Located at 1770 Holford Rd, Garland, TX 75044, Spring Creek Forest Preserve is a city-owned nature preserve. It is home to over 650 species of plants and animals. There are several different types of trails to explore, including one that is great for bird watching.

The preserve has 13 markers that provide information on the ecology of the forest. The trail is also a great spot to view painted buntings, which are common starting in June. The forest also has a wide variety of plants, including Solomon’s seal, which is very rare in North Texas.

The preserve has several trails that are maintained by Master Naturalists. The lower trail is a flood-prone route that winds between the Trinity River and an old levee road. It is easy to follow and offers a great sense of solitude. It passes through a mix of hardwoods, including bur oak, Virginia wild rye, and green ash.

Another trail, known as the Big Creek Trail, is located in the middle of the preserve. It runs along a tributary to Indian Creek, which is also a great place to explore with children. The trail is long, with many areas where downed trees litter the ground. It is also littered with berries from birds, including blue gills, quail, rabbits, and squirrels.

The trail also passes through an area known as the Lifting Station. This man-made feature, which is accessible to visitors, stands at the eastern end of the preserve. It provides a great vantage point for visitors, as well as access to the islands to the east. The station was constructed to help maintain the sanitary sewer line, but it also provides a landmark for visitors.

The preserve is also home to several different species of buckeye. These flowering trees are known to be very beautiful, and bloom late in the spring. The Mexican buckeye is also a flowering tree that blooms at the top of the escarpment. Head over here.

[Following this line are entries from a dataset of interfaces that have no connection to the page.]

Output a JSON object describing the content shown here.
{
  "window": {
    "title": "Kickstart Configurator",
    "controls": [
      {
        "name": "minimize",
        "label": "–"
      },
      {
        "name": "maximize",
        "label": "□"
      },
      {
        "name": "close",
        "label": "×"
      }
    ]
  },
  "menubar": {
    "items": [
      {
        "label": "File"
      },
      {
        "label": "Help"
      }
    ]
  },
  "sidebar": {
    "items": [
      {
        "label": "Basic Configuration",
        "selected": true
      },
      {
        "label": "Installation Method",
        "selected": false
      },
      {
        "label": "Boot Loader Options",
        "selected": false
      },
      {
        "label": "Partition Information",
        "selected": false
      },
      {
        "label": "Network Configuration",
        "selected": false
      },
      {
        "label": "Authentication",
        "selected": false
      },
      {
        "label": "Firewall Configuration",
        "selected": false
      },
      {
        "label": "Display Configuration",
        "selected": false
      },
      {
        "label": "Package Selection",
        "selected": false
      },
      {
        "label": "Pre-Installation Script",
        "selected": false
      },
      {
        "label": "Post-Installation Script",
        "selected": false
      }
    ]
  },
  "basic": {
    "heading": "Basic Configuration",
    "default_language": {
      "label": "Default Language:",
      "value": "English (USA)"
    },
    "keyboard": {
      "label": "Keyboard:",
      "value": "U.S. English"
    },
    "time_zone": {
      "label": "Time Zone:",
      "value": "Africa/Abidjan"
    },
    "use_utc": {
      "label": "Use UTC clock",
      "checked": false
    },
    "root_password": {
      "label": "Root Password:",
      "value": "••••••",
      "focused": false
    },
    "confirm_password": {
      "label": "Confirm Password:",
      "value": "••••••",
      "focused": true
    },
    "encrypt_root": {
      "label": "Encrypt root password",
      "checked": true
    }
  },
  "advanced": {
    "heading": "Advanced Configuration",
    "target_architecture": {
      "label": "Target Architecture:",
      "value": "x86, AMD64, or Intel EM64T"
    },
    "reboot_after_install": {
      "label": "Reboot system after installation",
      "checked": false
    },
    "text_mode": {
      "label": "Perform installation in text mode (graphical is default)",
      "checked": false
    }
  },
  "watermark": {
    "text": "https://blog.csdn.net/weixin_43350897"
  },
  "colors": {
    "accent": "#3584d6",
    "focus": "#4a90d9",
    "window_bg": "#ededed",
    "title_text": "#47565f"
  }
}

There are several different types of trees, including chinquapin oaks, which are rare in North Texas. These are large trees that can grow up to 100 feet tall. They are also unique because they have a trunk that is four feet across. The preserve has five different varieties of oak, including shumard oak and bur oak.

The preserve is also home to an incredible variety of insects. The understory is home to rusty blackhaw viburnum, which is a showy native tree. There are also a number of native plants, including solomon’s seal and coralberry. There are also trout lilies, which grow along the intermittent stream. The forest is home to monarch butterflies, which require the presence of native milkweed plants. View the next place.

The preserve has a website with thousands of photographs. The preservation society also educates the community about the forest and nearby businesses. It has a public club and a biological museum. It also educates wildlife, which is an important part of the preserve’s mission.

The Preservation Society for Spring Creek Forest educates the community about the forest’s ecology and conservation. It is also a biological museum, where visitors can learn about wildlife and the history of the area.